> What you should do: When the line containing "Serialize everything readable" is found in the data below, give it again along with every later line, exactly; drop the pictures.
----- Data extracts
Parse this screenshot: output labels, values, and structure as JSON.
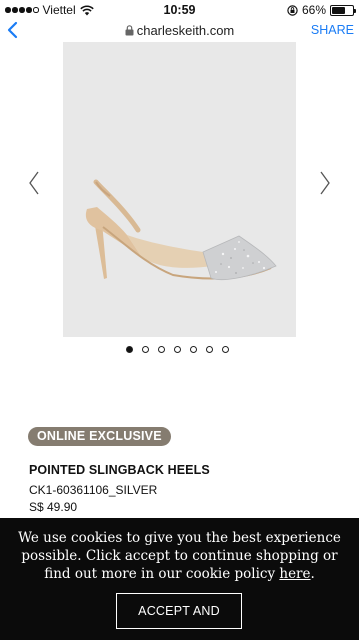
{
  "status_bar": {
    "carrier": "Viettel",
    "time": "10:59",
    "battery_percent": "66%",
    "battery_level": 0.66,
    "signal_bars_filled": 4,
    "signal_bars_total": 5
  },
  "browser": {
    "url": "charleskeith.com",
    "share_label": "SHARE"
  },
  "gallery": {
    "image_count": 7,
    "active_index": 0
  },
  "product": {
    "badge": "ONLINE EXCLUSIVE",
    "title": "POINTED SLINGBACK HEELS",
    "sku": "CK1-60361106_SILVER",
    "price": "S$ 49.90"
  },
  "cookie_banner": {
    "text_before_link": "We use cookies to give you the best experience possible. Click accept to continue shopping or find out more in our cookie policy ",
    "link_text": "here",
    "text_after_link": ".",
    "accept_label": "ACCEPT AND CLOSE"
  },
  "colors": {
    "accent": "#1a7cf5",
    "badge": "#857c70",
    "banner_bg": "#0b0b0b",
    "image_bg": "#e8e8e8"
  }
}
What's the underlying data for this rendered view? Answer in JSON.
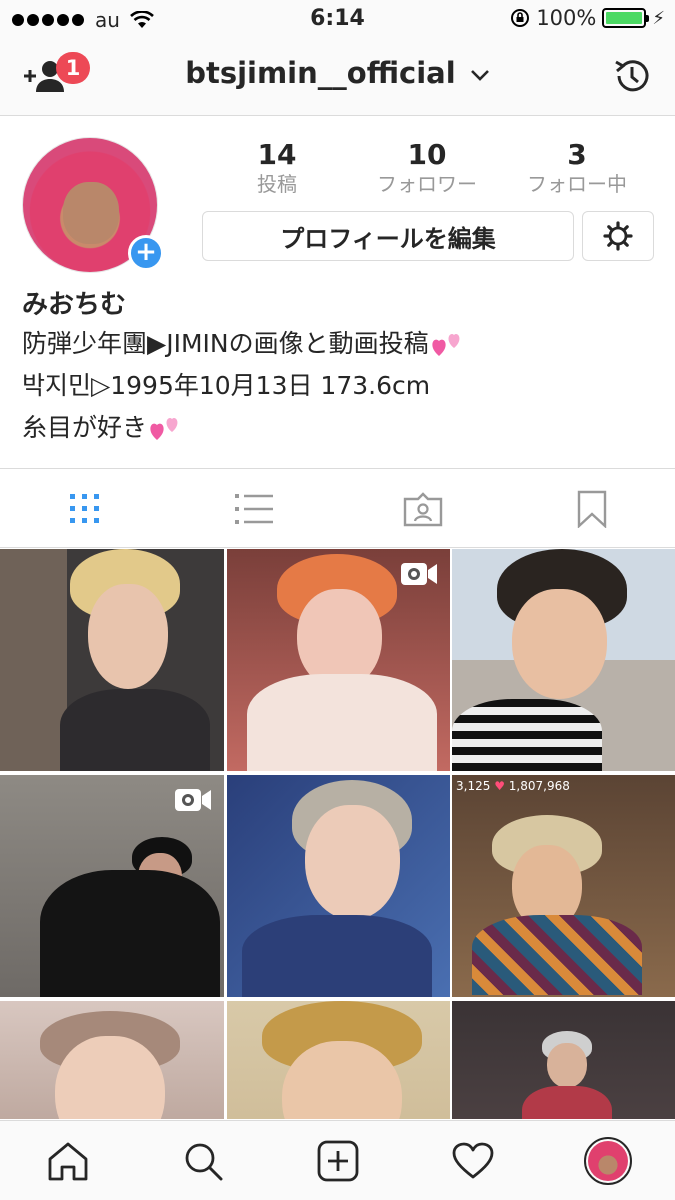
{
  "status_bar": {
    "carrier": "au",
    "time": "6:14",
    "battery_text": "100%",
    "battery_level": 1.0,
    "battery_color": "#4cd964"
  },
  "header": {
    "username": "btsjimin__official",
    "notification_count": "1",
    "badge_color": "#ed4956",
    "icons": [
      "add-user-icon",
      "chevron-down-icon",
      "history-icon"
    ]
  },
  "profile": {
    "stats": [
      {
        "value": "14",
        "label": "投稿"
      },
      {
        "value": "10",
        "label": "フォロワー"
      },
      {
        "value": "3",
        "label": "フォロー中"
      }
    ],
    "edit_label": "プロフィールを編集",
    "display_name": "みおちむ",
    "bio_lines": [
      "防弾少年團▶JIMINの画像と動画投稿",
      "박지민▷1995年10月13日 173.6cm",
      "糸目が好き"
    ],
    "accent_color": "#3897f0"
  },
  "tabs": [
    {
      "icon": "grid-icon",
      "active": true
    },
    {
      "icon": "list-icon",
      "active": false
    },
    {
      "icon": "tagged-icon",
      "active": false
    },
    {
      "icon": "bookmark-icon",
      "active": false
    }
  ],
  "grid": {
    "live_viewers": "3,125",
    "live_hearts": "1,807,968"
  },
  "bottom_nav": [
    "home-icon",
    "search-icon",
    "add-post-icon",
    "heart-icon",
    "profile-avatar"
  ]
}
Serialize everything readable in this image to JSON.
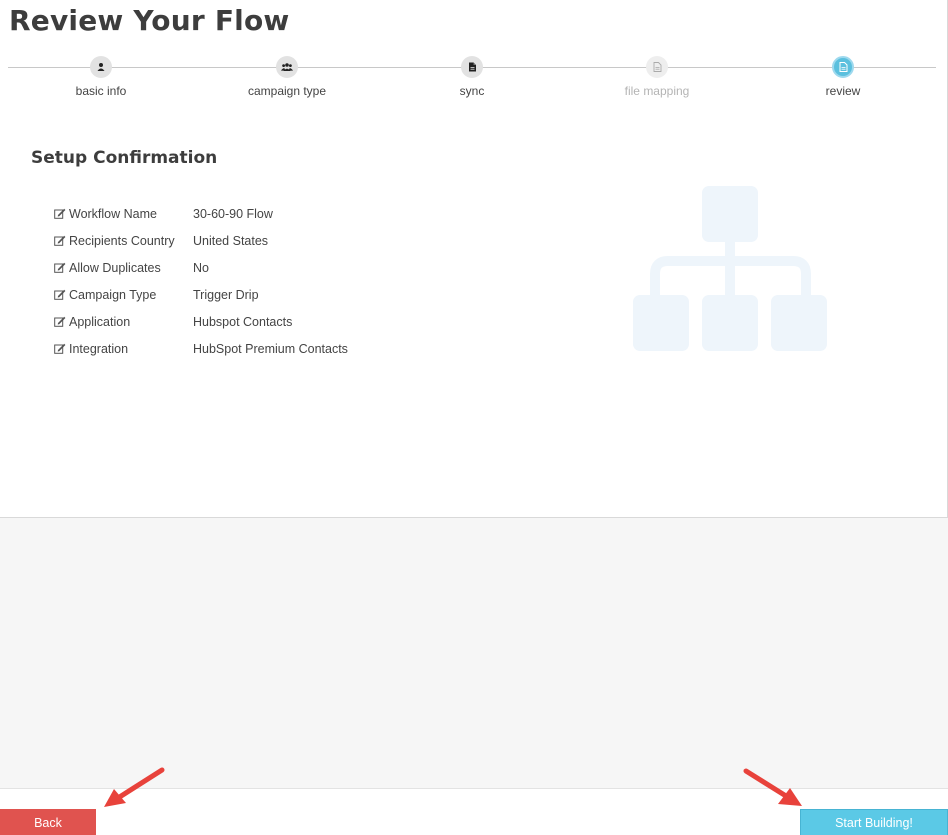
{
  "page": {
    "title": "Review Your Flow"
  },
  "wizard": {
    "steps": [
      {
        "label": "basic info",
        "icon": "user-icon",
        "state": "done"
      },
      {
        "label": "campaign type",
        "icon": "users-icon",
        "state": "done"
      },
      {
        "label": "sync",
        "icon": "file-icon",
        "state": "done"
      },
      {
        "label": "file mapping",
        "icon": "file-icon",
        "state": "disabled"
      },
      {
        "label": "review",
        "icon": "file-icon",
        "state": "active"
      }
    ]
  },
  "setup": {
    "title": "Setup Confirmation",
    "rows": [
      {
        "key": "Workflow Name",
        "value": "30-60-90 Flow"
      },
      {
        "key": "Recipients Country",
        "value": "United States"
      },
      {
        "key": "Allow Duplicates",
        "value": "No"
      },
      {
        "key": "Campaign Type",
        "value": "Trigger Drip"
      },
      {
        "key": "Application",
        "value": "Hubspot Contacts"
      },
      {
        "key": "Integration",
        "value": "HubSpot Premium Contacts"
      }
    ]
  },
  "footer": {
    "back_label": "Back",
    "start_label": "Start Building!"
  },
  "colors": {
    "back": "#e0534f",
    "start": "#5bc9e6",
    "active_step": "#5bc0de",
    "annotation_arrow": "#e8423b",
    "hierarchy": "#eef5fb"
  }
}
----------
> Response area:
Serialize everything readable in this image to JSON.
{
  "page": {
    "title": "Review Your Flow"
  },
  "wizard": {
    "steps": [
      {
        "label": "basic info",
        "icon": "user-icon",
        "state": "done"
      },
      {
        "label": "campaign type",
        "icon": "users-icon",
        "state": "done"
      },
      {
        "label": "sync",
        "icon": "file-icon",
        "state": "done"
      },
      {
        "label": "file mapping",
        "icon": "file-icon",
        "state": "disabled"
      },
      {
        "label": "review",
        "icon": "file-icon",
        "state": "active"
      }
    ]
  },
  "setup": {
    "title": "Setup Confirmation",
    "rows": [
      {
        "key": "Workflow Name",
        "value": "30-60-90 Flow"
      },
      {
        "key": "Recipients Country",
        "value": "United States"
      },
      {
        "key": "Allow Duplicates",
        "value": "No"
      },
      {
        "key": "Campaign Type",
        "value": "Trigger Drip"
      },
      {
        "key": "Application",
        "value": "Hubspot Contacts"
      },
      {
        "key": "Integration",
        "value": "HubSpot Premium Contacts"
      }
    ]
  },
  "footer": {
    "back_label": "Back",
    "start_label": "Start Building!"
  },
  "colors": {
    "back": "#e0534f",
    "start": "#5bc9e6",
    "active_step": "#5bc0de",
    "annotation_arrow": "#e8423b",
    "hierarchy": "#eef5fb"
  }
}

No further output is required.